    I already asked 1 Q in chat, so I do the other here. You have a teaser at the end about the African humid period. Do you mean 6ka? What are you suggesting about this, that the additional river in N Africa may change SST which may influence monsoon?? Or land surface effects? Or...?

    • AC1: Reply to CC1, Pierre Sepulchre, 06 May 2020

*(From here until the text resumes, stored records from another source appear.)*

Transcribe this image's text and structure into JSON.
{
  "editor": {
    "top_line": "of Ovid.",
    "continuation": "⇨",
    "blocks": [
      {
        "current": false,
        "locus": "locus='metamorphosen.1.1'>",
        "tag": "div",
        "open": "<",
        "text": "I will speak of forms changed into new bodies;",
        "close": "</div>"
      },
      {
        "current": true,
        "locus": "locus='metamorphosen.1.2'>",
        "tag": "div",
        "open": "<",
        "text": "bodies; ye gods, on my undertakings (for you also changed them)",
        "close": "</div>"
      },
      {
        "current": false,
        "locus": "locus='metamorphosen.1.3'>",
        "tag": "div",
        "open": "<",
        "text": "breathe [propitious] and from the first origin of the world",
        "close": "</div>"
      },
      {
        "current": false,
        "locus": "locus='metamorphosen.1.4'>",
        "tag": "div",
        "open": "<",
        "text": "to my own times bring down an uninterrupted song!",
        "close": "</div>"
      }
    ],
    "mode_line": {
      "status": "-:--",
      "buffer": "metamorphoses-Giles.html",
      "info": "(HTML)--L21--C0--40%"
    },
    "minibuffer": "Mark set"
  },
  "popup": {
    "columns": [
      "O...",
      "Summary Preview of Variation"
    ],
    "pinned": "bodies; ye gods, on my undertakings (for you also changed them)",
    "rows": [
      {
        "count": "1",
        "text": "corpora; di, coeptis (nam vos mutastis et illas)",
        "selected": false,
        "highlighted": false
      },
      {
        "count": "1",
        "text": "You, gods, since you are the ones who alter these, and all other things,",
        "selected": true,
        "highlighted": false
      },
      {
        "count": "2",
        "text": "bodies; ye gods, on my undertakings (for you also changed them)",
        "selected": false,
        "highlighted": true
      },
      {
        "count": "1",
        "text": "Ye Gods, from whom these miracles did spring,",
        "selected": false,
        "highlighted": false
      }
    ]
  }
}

      Thanks for your question Julia.
      Yes, I meant 6K, actually I was quite amazed by this paper on many aspects:
      1/ Indeed, if there was a massive river flowing at that latitude and time in the Atlantic, one wants to know how it impacted the salinity & SST fields, and in turns the rainfall regime. More generally, exploring how the latitude of river mouth impacts the ocean dynamics is quite facinating, I think.
      2/ It also involves massive rainfall over the region at that time, that GCMs often miss totally. So exploring this potential feedback is interesting.
      All the best,

      Pierre